*** Data for review

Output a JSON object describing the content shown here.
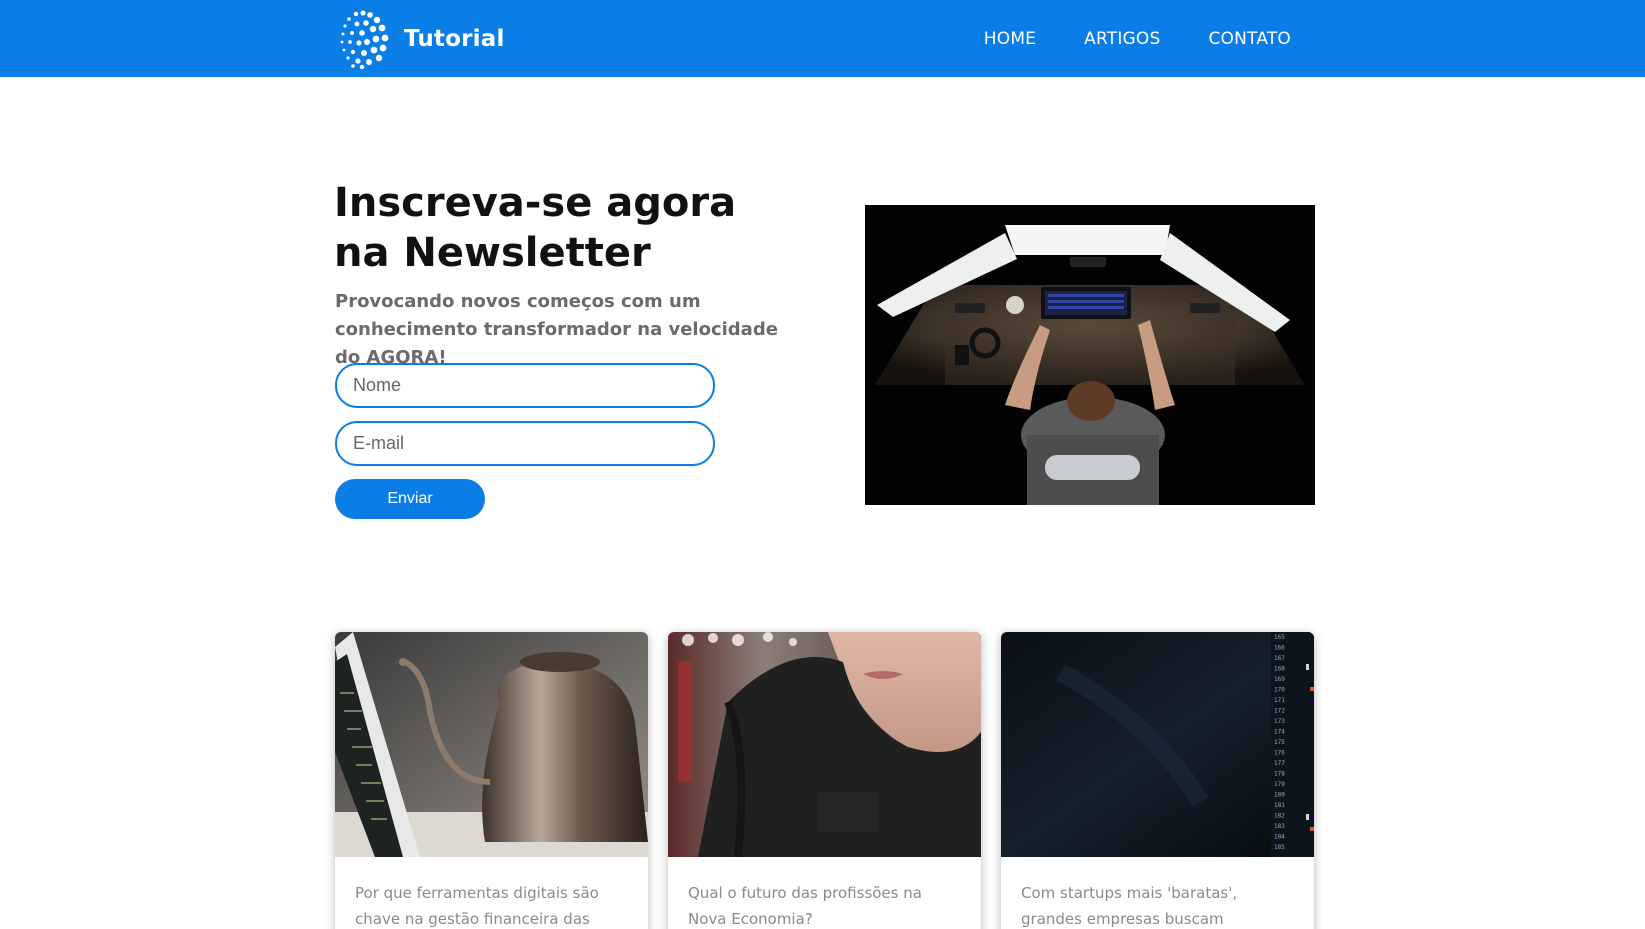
{
  "header": {
    "brand": "Tutorial",
    "nav": [
      {
        "label": "HOME"
      },
      {
        "label": "ARTIGOS"
      },
      {
        "label": "CONTATO"
      }
    ]
  },
  "hero": {
    "title_line1": "Inscreva-se agora",
    "title_line2": "na Newsletter",
    "subtitle": "Provocando novos começos com um conhecimento transformador na velocidade do AGORA!",
    "name_placeholder": "Nome",
    "email_placeholder": "E-mail",
    "submit_label": "Enviar"
  },
  "articles": [
    {
      "title": "Por que ferramentas digitais são chave na gestão financeira das startups"
    },
    {
      "title": "Qual o futuro das profissões na Nova Economia?"
    },
    {
      "title": "Com startups mais 'baratas', grandes empresas buscam aquisições"
    }
  ],
  "code_line_numbers": [
    "165",
    "166",
    "167",
    "168",
    "169",
    "170",
    "171",
    "172",
    "173",
    "174",
    "175",
    "176",
    "177",
    "178",
    "179",
    "180",
    "181",
    "182",
    "183",
    "184",
    "185"
  ],
  "colors": {
    "brand_blue": "#0a7ee6",
    "heading": "#111111",
    "subtitle": "#6b6b6b",
    "card_text": "#8a8a8a"
  }
}
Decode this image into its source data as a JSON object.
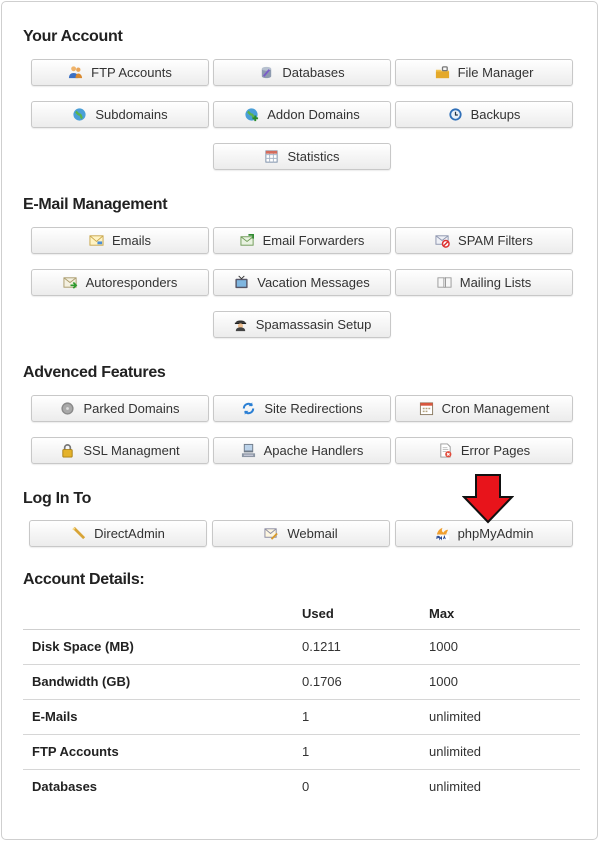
{
  "sections": {
    "your_account": "Your Account",
    "email_management": "E-Mail Management",
    "advanced_features": "Advenced Features",
    "log_in_to": "Log In To",
    "account_details": "Account Details:"
  },
  "your_account": {
    "ftp_accounts": "FTP Accounts",
    "databases": "Databases",
    "file_manager": "File Manager",
    "subdomains": "Subdomains",
    "addon_domains": "Addon Domains",
    "backups": "Backups",
    "statistics": "Statistics"
  },
  "email": {
    "emails": "Emails",
    "email_forwarders": "Email Forwarders",
    "spam_filters": "SPAM Filters",
    "autoresponders": "Autoresponders",
    "vacation_messages": "Vacation Messages",
    "mailing_lists": "Mailing Lists",
    "spamassasin_setup": "Spamassasin Setup"
  },
  "advanced": {
    "parked_domains": "Parked Domains",
    "site_redirections": "Site Redirections",
    "cron_management": "Cron Management",
    "ssl_management": "SSL Managment",
    "apache_handlers": "Apache Handlers",
    "error_pages": "Error Pages"
  },
  "login": {
    "directadmin": "DirectAdmin",
    "webmail": "Webmail",
    "phpmyadmin": "phpMyAdmin"
  },
  "details": {
    "headers": {
      "label": "",
      "used": "Used",
      "max": "Max"
    },
    "rows": [
      {
        "label": "Disk Space (MB)",
        "used": "0.1211",
        "max": "1000"
      },
      {
        "label": "Bandwidth (GB)",
        "used": "0.1706",
        "max": "1000"
      },
      {
        "label": "E-Mails",
        "used": "1",
        "max": "unlimited"
      },
      {
        "label": "FTP Accounts",
        "used": "1",
        "max": "unlimited"
      },
      {
        "label": "Databases",
        "used": "0",
        "max": "unlimited"
      }
    ]
  },
  "colors": {
    "arrow": "#e8141b",
    "border": "#c8c8c8"
  },
  "icons": {
    "ftp": "users-icon",
    "databases": "database-icon",
    "file_manager": "folder-lock-icon",
    "subdomains": "globe-icon",
    "addon_domains": "globe-plus-icon",
    "backups": "clock-icon",
    "statistics": "chart-table-icon",
    "emails": "envelope-icon",
    "forwarders": "envelope-forward-icon",
    "spam": "envelope-block-icon",
    "autoresponders": "envelope-reply-icon",
    "vacation": "tv-icon",
    "mailing_lists": "book-icon",
    "spamassasin": "spy-icon",
    "parked": "disc-icon",
    "redirections": "refresh-icon",
    "cron": "calendar-icon",
    "ssl": "lock-icon",
    "apache": "server-icon",
    "error_pages": "page-error-icon",
    "directadmin": "wand-icon",
    "webmail": "envelope-pen-icon",
    "phpmyadmin": "pma-logo-icon"
  }
}
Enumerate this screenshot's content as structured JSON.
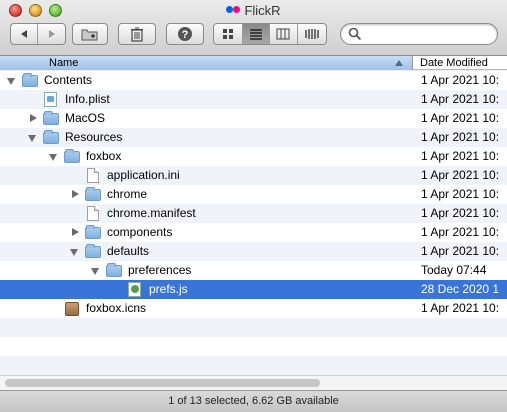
{
  "window": {
    "title": "FlickR",
    "app_icon": "flickr-dots",
    "icon_colors": {
      "blue": "#0063dc",
      "pink": "#ff0084"
    }
  },
  "toolbar": {
    "nav_icons": [
      "back-arrow-icon",
      "forward-arrow-icon"
    ],
    "new_folder_icon": "new-folder-icon",
    "delete_icon": "trash-icon",
    "action_icon": "question-icon",
    "view_modes": [
      "icon-view",
      "list-view",
      "column-view",
      "coverflow-view"
    ],
    "active_view": "list-view",
    "search": {
      "placeholder": "",
      "value": ""
    }
  },
  "columns": {
    "name": "Name",
    "date_modified": "Date Modified",
    "sorted_by": "name"
  },
  "rows": [
    {
      "name": "Contents",
      "date": "1 Apr 2021 10:",
      "kind": "folder",
      "depth": 0,
      "disclosure": "open",
      "selected": false
    },
    {
      "name": "Info.plist",
      "date": "1 Apr 2021 10:",
      "kind": "plist",
      "depth": 1,
      "disclosure": "none",
      "selected": false
    },
    {
      "name": "MacOS",
      "date": "1 Apr 2021 10:",
      "kind": "folder",
      "depth": 1,
      "disclosure": "closed",
      "selected": false
    },
    {
      "name": "Resources",
      "date": "1 Apr 2021 10:",
      "kind": "folder",
      "depth": 1,
      "disclosure": "open",
      "selected": false
    },
    {
      "name": "foxbox",
      "date": "1 Apr 2021 10:",
      "kind": "folder",
      "depth": 2,
      "disclosure": "open",
      "selected": false
    },
    {
      "name": "application.ini",
      "date": "1 Apr 2021 10:",
      "kind": "doc",
      "depth": 3,
      "disclosure": "none",
      "selected": false
    },
    {
      "name": "chrome",
      "date": "1 Apr 2021 10:",
      "kind": "folder",
      "depth": 3,
      "disclosure": "closed",
      "selected": false
    },
    {
      "name": "chrome.manifest",
      "date": "1 Apr 2021 10:",
      "kind": "doc",
      "depth": 3,
      "disclosure": "none",
      "selected": false
    },
    {
      "name": "components",
      "date": "1 Apr 2021 10:",
      "kind": "folder",
      "depth": 3,
      "disclosure": "closed",
      "selected": false
    },
    {
      "name": "defaults",
      "date": "1 Apr 2021 10:",
      "kind": "folder",
      "depth": 3,
      "disclosure": "open",
      "selected": false
    },
    {
      "name": "preferences",
      "date": "Today 07:44",
      "kind": "folder",
      "depth": 4,
      "disclosure": "open",
      "selected": false
    },
    {
      "name": "prefs.js",
      "date": "28 Dec 2020 1",
      "kind": "js",
      "depth": 5,
      "disclosure": "none",
      "selected": true
    },
    {
      "name": "foxbox.icns",
      "date": "1 Apr 2021 10:",
      "kind": "icns",
      "depth": 2,
      "disclosure": "none",
      "selected": false
    }
  ],
  "empty_rows": 3,
  "status": "1 of 13 selected, 6.62 GB available",
  "colors": {
    "selection": "#3875d7",
    "header_sorted": "#9ec0ea",
    "stripe": "#f0f4fa"
  }
}
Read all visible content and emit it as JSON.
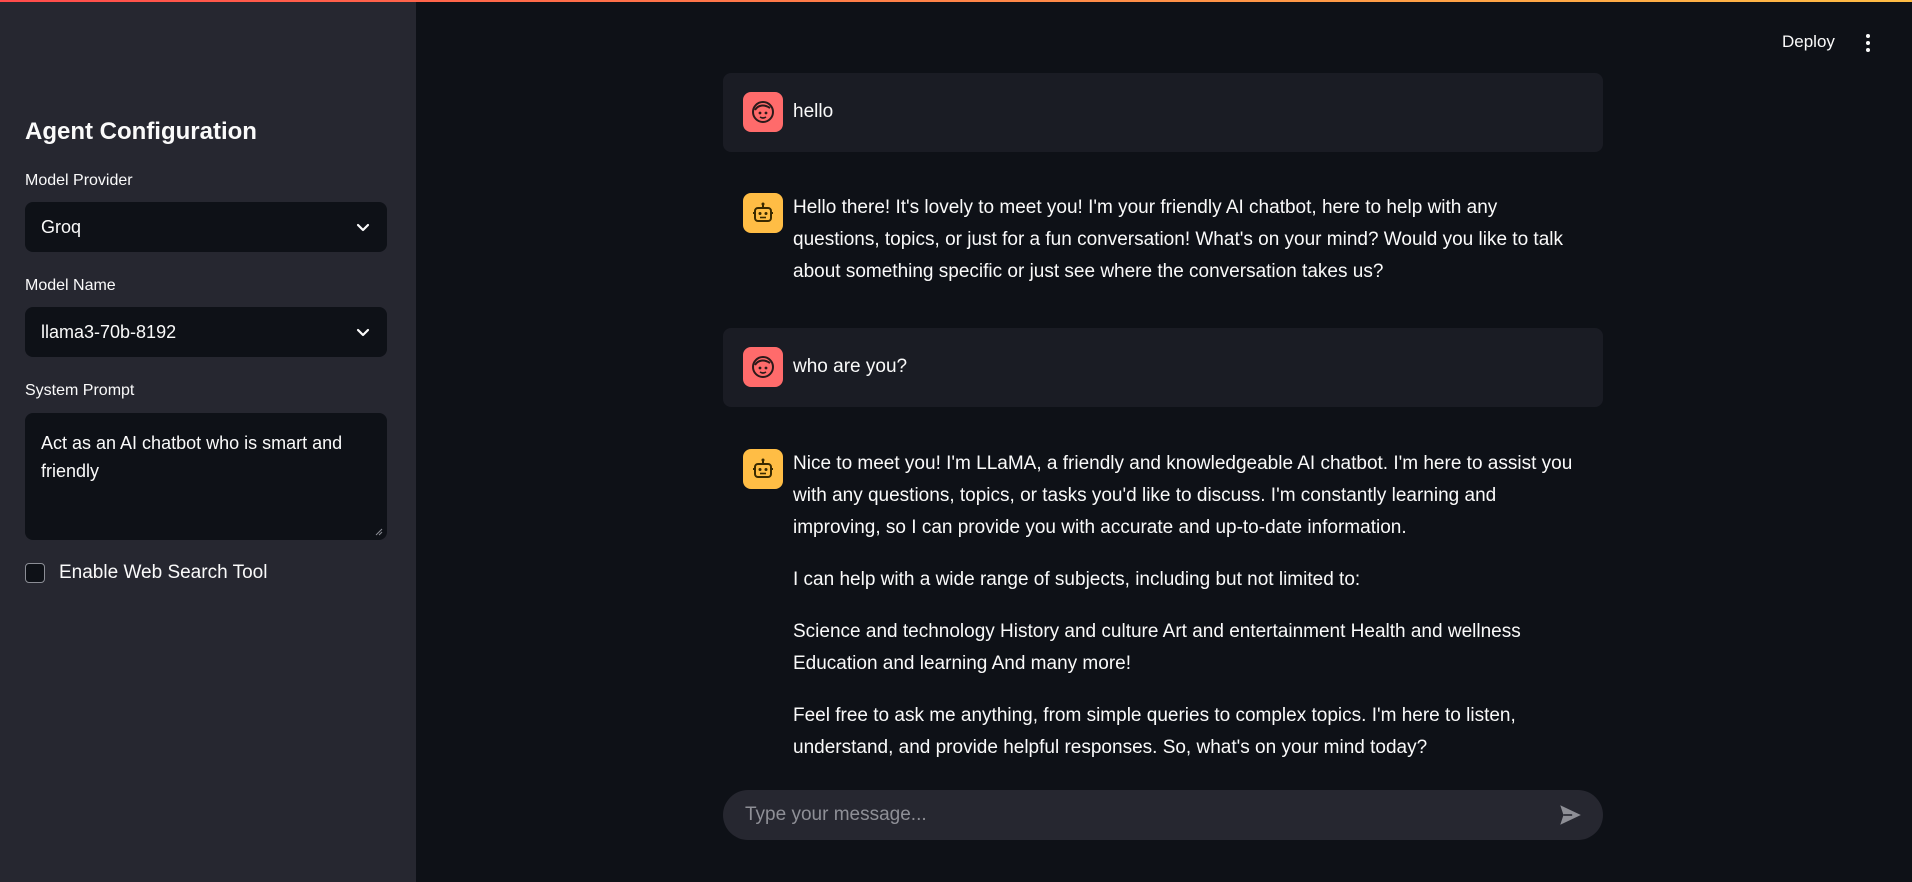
{
  "sidebar": {
    "title": "Agent Configuration",
    "model_provider": {
      "label": "Model Provider",
      "value": "Groq"
    },
    "model_name": {
      "label": "Model Name",
      "value": "llama3-70b-8192"
    },
    "system_prompt": {
      "label": "System Prompt",
      "value": "Act as an AI chatbot who is smart and friendly"
    },
    "web_search": {
      "label": "Enable Web Search Tool",
      "checked": false
    }
  },
  "header": {
    "deploy_label": "Deploy",
    "menu_icon": "kebab-menu-icon"
  },
  "messages": [
    {
      "role": "user",
      "avatar_icon": "user-face-icon",
      "paragraphs": [
        "hello"
      ]
    },
    {
      "role": "assistant",
      "avatar_icon": "robot-icon",
      "paragraphs": [
        "Hello there! It's lovely to meet you! I'm your friendly AI chatbot, here to help with any questions, topics, or just for a fun conversation! What's on your mind? Would you like to talk about something specific or just see where the conversation takes us?"
      ]
    },
    {
      "role": "user",
      "avatar_icon": "user-face-icon",
      "paragraphs": [
        "who are you?"
      ]
    },
    {
      "role": "assistant",
      "avatar_icon": "robot-icon",
      "paragraphs": [
        "Nice to meet you! I'm LLaMA, a friendly and knowledgeable AI chatbot. I'm here to assist you with any questions, topics, or tasks you'd like to discuss. I'm constantly learning and improving, so I can provide you with accurate and up-to-date information.",
        "I can help with a wide range of subjects, including but not limited to:",
        "Science and technology History and culture Art and entertainment Health and wellness Education and learning And many more!",
        "Feel free to ask me anything, from simple queries to complex topics. I'm here to listen, understand, and provide helpful responses. So, what's on your mind today?"
      ]
    }
  ],
  "chat_input": {
    "placeholder": "Type your message..."
  },
  "colors": {
    "accent_user": "#ff6b6b",
    "accent_bot": "#ffbd45",
    "background": "#0e1117",
    "sidebar": "#262730"
  }
}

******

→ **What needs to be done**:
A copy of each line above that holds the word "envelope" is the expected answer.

→ **Answer to the problem**:
    "emails": "envelope-icon",
    "forwarders": "envelope-forward-icon",
    "spam": "envelope-block-icon",
    "autoresponders": "envelope-reply-icon",
    "webmail": "envelope-pen-icon",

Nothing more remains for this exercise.